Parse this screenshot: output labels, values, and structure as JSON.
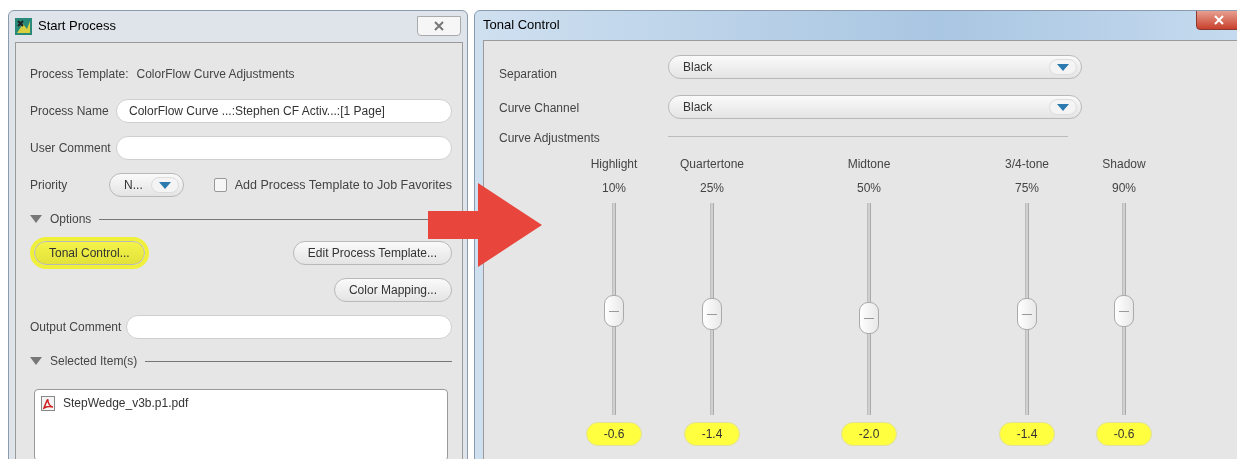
{
  "start_process": {
    "title": "Start  Process",
    "template_label": "Process Template:",
    "template_value": "ColorFlow Curve Adjustments",
    "fields": [
      {
        "label": "Process Name",
        "value": "ColorFlow Curve ...:Stephen CF Activ...:[1 Page]"
      },
      {
        "label": "User Comment"
      }
    ],
    "priority": {
      "label": "Priority",
      "value": "N..."
    },
    "favorites": {
      "label": "Add Process Template to Job Favorites",
      "checked": false
    },
    "options": {
      "label": "Options",
      "expanded": true
    },
    "buttons": [
      {
        "label": "Tonal Control...",
        "highlighted": true
      },
      {
        "label": "Edit Process Template...",
        "highlighted": false
      },
      {
        "label": "Color Mapping...",
        "highlighted": false
      }
    ],
    "output_comment": {
      "label": "Output Comment"
    },
    "selected_items": {
      "label": "Selected Item(s)",
      "expanded": true,
      "files": [
        "StepWedge_v3b.p1.pdf"
      ]
    }
  },
  "tonal_control": {
    "title": "Tonal Control",
    "selects": [
      {
        "label": "Separation",
        "value": "Black"
      },
      {
        "label": "Curve Channel",
        "value": "Black"
      }
    ],
    "curve_label": "Curve Adjustments",
    "sliders": [
      {
        "name": "Highlight",
        "percent": "10%",
        "level": 0.49,
        "value": "-0.6",
        "highlighted": true
      },
      {
        "name": "Quartertone",
        "percent": "25%",
        "level": 0.47,
        "value": "-1.4",
        "highlighted": true
      },
      {
        "name": "Midtone",
        "percent": "50%",
        "level": 0.45,
        "value": "-2.0",
        "highlighted": true
      },
      {
        "name": "3/4-tone",
        "percent": "75%",
        "level": 0.47,
        "value": "-1.4",
        "highlighted": true
      },
      {
        "name": "Shadow",
        "percent": "90%",
        "level": 0.49,
        "value": "-0.6",
        "highlighted": true
      }
    ]
  }
}
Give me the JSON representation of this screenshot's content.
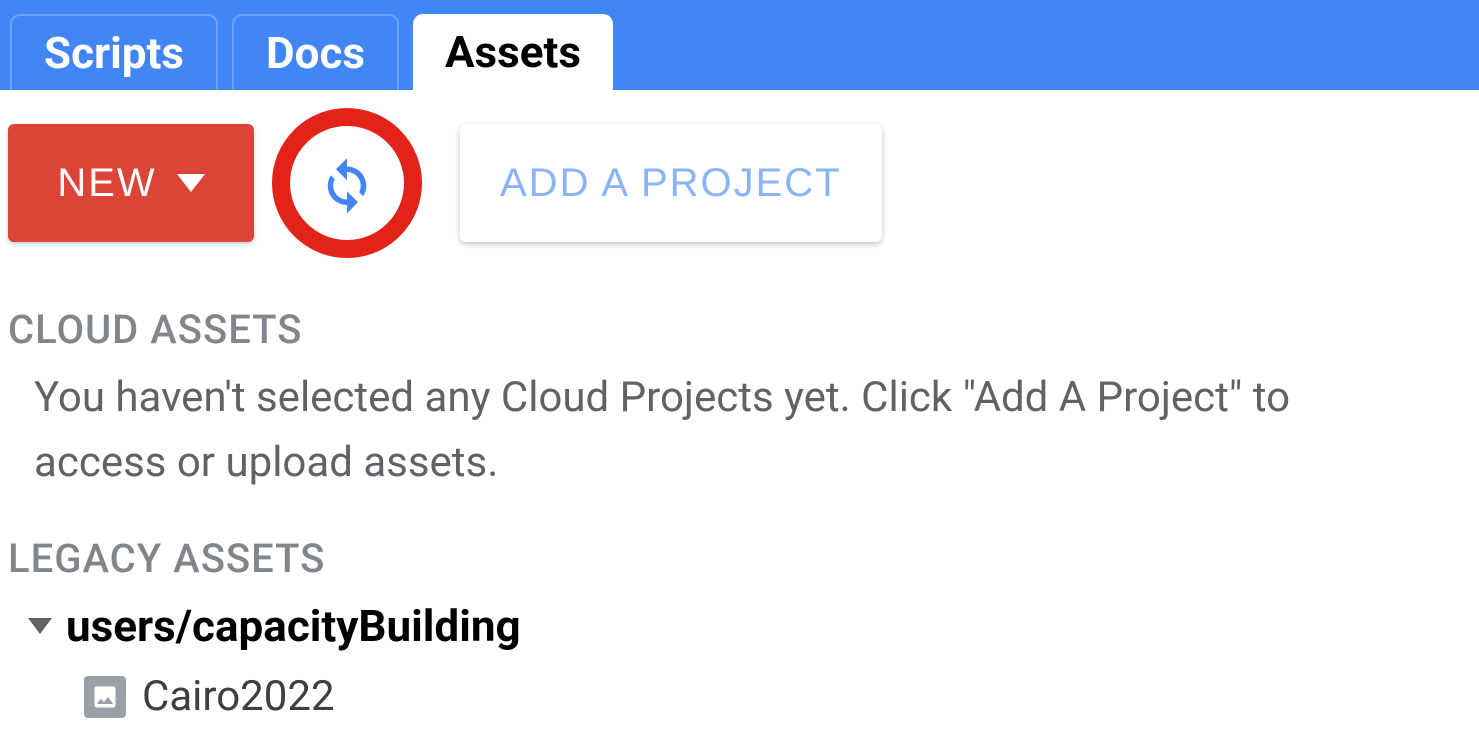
{
  "tabs": {
    "scripts": "Scripts",
    "docs": "Docs",
    "assets": "Assets"
  },
  "toolbar": {
    "new_label": "NEW",
    "add_project_label": "ADD A PROJECT"
  },
  "cloud": {
    "header": "CLOUD ASSETS",
    "message": "You haven't selected any Cloud Projects yet. Click \"Add A Project\" to access or upload assets."
  },
  "legacy": {
    "header": "LEGACY ASSETS",
    "folder": "users/capacityBuilding",
    "items": [
      {
        "name": "Cairo2022"
      }
    ]
  }
}
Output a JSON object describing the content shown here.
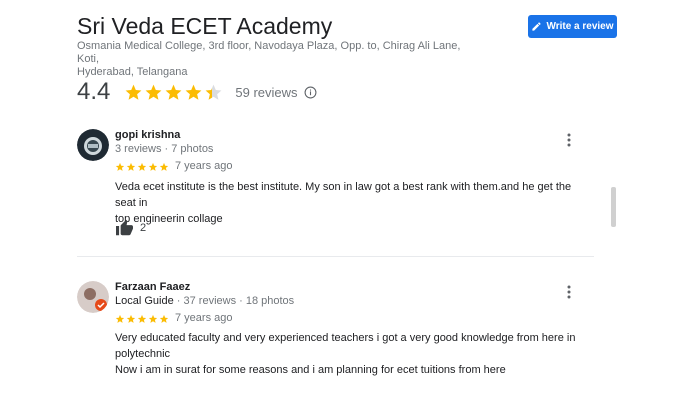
{
  "place": {
    "name": "Sri Veda ECET Academy",
    "address_line1": "Osmania Medical College, 3rd floor, Navodaya Plaza, Opp. to, Chirag Ali Lane, Koti,",
    "address_line2": "Hyderabad, Telangana"
  },
  "actions": {
    "write_review_label": "Write a review",
    "write_review_icon": "pencil-icon"
  },
  "summary": {
    "rating": "4.4",
    "rating_value": 4.4,
    "reviews_label": "59 reviews",
    "star_color": "#fbbc04",
    "empty_star_color": "#dadce0"
  },
  "reviews": [
    {
      "name": "gopi krishna",
      "meta": "3 reviews · 7 photos",
      "stars": 5,
      "time": "7 years ago",
      "text_line1": "Veda ecet institute  is the best institute. My son in law got a best rank with them.and he get the seat in",
      "text_line2": "top engineerin collage",
      "likes": "2"
    },
    {
      "name": "Farzaan Faaez",
      "badge": "Local Guide",
      "meta": " · 37 reviews · 18 photos",
      "stars": 5,
      "time": "7 years ago",
      "text_line1": "Very educated faculty and very experienced teachers i got a very good knowledge from here in",
      "text_line2": "polytechnic",
      "text_line3": "Now i am in surat for some reasons and i am planning for ecet tuitions from here"
    }
  ]
}
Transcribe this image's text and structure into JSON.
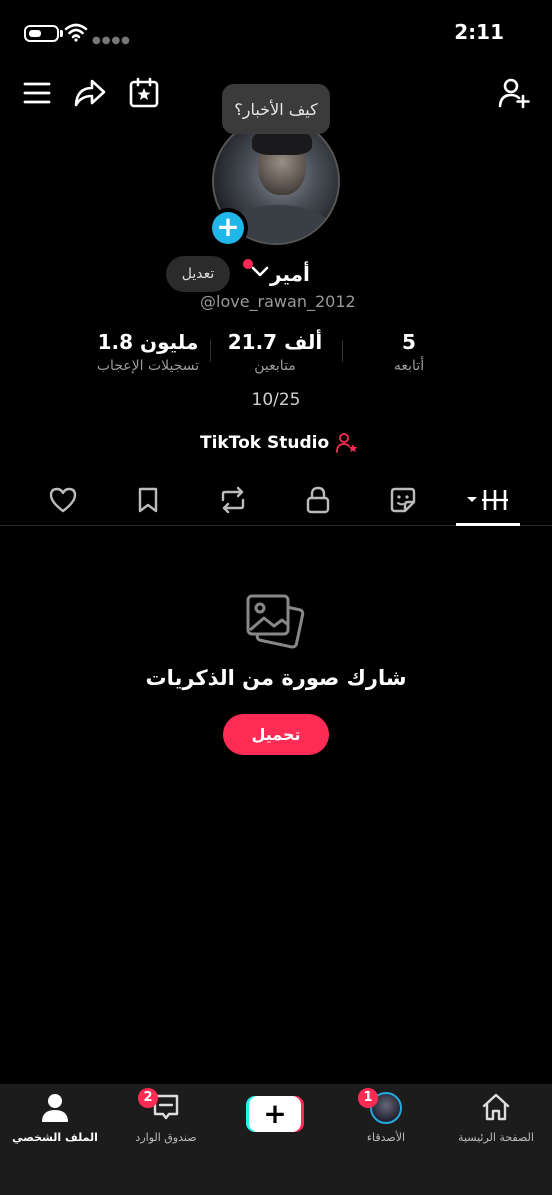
{
  "status_bar": {
    "time": "2:11"
  },
  "top_nav": {
    "icons": [
      "menu-icon",
      "share-icon",
      "calendar-star-icon",
      "add-user-icon"
    ]
  },
  "profile": {
    "bubble_text": "كيف الأخبار؟",
    "edit_label": "تعديل",
    "display_name": "أمير",
    "username": "@love_rawan_2012"
  },
  "stats": {
    "likes": {
      "value": "1.8 مليون",
      "label": "تسجيلات الإعجاب"
    },
    "followers": {
      "value": "21.7 ألف",
      "label": "متابعين"
    },
    "following": {
      "value": "5",
      "label": "أتابعه"
    }
  },
  "date_text": "10/25",
  "studio_label": "TikTok Studio",
  "tabs": [
    "liked-heart-icon",
    "favorites-bookmark-icon",
    "repost-icon",
    "private-lock-icon",
    "stickers-icon",
    "videos-grid-icon"
  ],
  "empty_state": {
    "title": "شارك صورة من الذكريات",
    "upload_label": "تحميل"
  },
  "bottom_nav": {
    "profile": "الملف الشخصي",
    "inbox": "صندوق الوارد",
    "inbox_badge": "2",
    "create": "+",
    "friends": "الأصدقاء",
    "friends_badge": "1",
    "home": "الصفحة الرئيسية"
  },
  "colors": {
    "accent": "#fe2c55",
    "add_avatar": "#21b6e8",
    "background": "#000000",
    "nav_bg": "#1c1c1c"
  }
}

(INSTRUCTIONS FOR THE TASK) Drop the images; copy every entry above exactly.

(SOLUTION FOR THIS EXERCISE)
Parse this screenshot: output labels, values, and structure as JSON.
{
  "start_process": {
    "title": "Start  Process",
    "template_label": "Process Template:",
    "template_value": "ColorFlow Curve Adjustments",
    "fields": [
      {
        "label": "Process Name",
        "value": "ColorFlow Curve ...:Stephen CF Activ...:[1 Page]"
      },
      {
        "label": "User Comment"
      }
    ],
    "priority": {
      "label": "Priority",
      "value": "N..."
    },
    "favorites": {
      "label": "Add Process Template to Job Favorites",
      "checked": false
    },
    "options": {
      "label": "Options",
      "expanded": true
    },
    "buttons": [
      {
        "label": "Tonal Control...",
        "highlighted": true
      },
      {
        "label": "Edit Process Template...",
        "highlighted": false
      },
      {
        "label": "Color Mapping...",
        "highlighted": false
      }
    ],
    "output_comment": {
      "label": "Output Comment"
    },
    "selected_items": {
      "label": "Selected Item(s)",
      "expanded": true,
      "files": [
        "StepWedge_v3b.p1.pdf"
      ]
    }
  },
  "tonal_control": {
    "title": "Tonal Control",
    "selects": [
      {
        "label": "Separation",
        "value": "Black"
      },
      {
        "label": "Curve Channel",
        "value": "Black"
      }
    ],
    "curve_label": "Curve Adjustments",
    "sliders": [
      {
        "name": "Highlight",
        "percent": "10%",
        "level": 0.49,
        "value": "-0.6",
        "highlighted": true
      },
      {
        "name": "Quartertone",
        "percent": "25%",
        "level": 0.47,
        "value": "-1.4",
        "highlighted": true
      },
      {
        "name": "Midtone",
        "percent": "50%",
        "level": 0.45,
        "value": "-2.0",
        "highlighted": true
      },
      {
        "name": "3/4-tone",
        "percent": "75%",
        "level": 0.47,
        "value": "-1.4",
        "highlighted": true
      },
      {
        "name": "Shadow",
        "percent": "90%",
        "level": 0.49,
        "value": "-0.6",
        "highlighted": true
      }
    ]
  }
}
Give me the JSON representation of this screenshot's content.
{
  "tabs": {
    "scripts": "Scripts",
    "docs": "Docs",
    "assets": "Assets"
  },
  "toolbar": {
    "new_label": "NEW",
    "add_project_label": "ADD A PROJECT"
  },
  "cloud": {
    "header": "CLOUD ASSETS",
    "message": "You haven't selected any Cloud Projects yet. Click \"Add A Project\" to access or upload assets."
  },
  "legacy": {
    "header": "LEGACY ASSETS",
    "folder": "users/capacityBuilding",
    "items": [
      {
        "name": "Cairo2022"
      }
    ]
  }
}
Output a JSON object describing the content shown here.
{
  "place": {
    "name": "Sri Veda ECET Academy",
    "address_line1": "Osmania Medical College, 3rd floor, Navodaya Plaza, Opp. to, Chirag Ali Lane, Koti,",
    "address_line2": "Hyderabad, Telangana"
  },
  "actions": {
    "write_review_label": "Write a review",
    "write_review_icon": "pencil-icon"
  },
  "summary": {
    "rating": "4.4",
    "rating_value": 4.4,
    "reviews_label": "59 reviews",
    "star_color": "#fbbc04",
    "empty_star_color": "#dadce0"
  },
  "reviews": [
    {
      "name": "gopi krishna",
      "meta": "3 reviews · 7 photos",
      "stars": 5,
      "time": "7 years ago",
      "text_line1": "Veda ecet institute  is the best institute. My son in law got a best rank with them.and he get the seat in",
      "text_line2": "top engineerin collage",
      "likes": "2"
    },
    {
      "name": "Farzaan Faaez",
      "badge": "Local Guide",
      "meta": " · 37 reviews · 18 photos",
      "stars": 5,
      "time": "7 years ago",
      "text_line1": "Very educated faculty and very experienced teachers i got a very good knowledge from here in",
      "text_line2": "polytechnic",
      "text_line3": "Now i am in surat for some reasons and i am planning for ecet tuitions from here"
    }
  ]
}
Transcribe this image's text and structure into JSON.
{
  "status_bar": {
    "time": "2:11"
  },
  "top_nav": {
    "icons": [
      "menu-icon",
      "share-icon",
      "calendar-star-icon",
      "add-user-icon"
    ]
  },
  "profile": {
    "bubble_text": "كيف الأخبار؟",
    "edit_label": "تعديل",
    "display_name": "أمير",
    "username": "@love_rawan_2012"
  },
  "stats": {
    "likes": {
      "value": "1.8 مليون",
      "label": "تسجيلات الإعجاب"
    },
    "followers": {
      "value": "21.7 ألف",
      "label": "متابعين"
    },
    "following": {
      "value": "5",
      "label": "أتابعه"
    }
  },
  "date_text": "10/25",
  "studio_label": "TikTok Studio",
  "tabs": [
    "liked-heart-icon",
    "favorites-bookmark-icon",
    "repost-icon",
    "private-lock-icon",
    "stickers-icon",
    "videos-grid-icon"
  ],
  "empty_state": {
    "title": "شارك صورة من الذكريات",
    "upload_label": "تحميل"
  },
  "bottom_nav": {
    "profile": "الملف الشخصي",
    "inbox": "صندوق الوارد",
    "inbox_badge": "2",
    "create": "+",
    "friends": "الأصدقاء",
    "friends_badge": "1",
    "home": "الصفحة الرئيسية"
  },
  "colors": {
    "accent": "#fe2c55",
    "add_avatar": "#21b6e8",
    "background": "#000000",
    "nav_bg": "#1c1c1c"
  }
}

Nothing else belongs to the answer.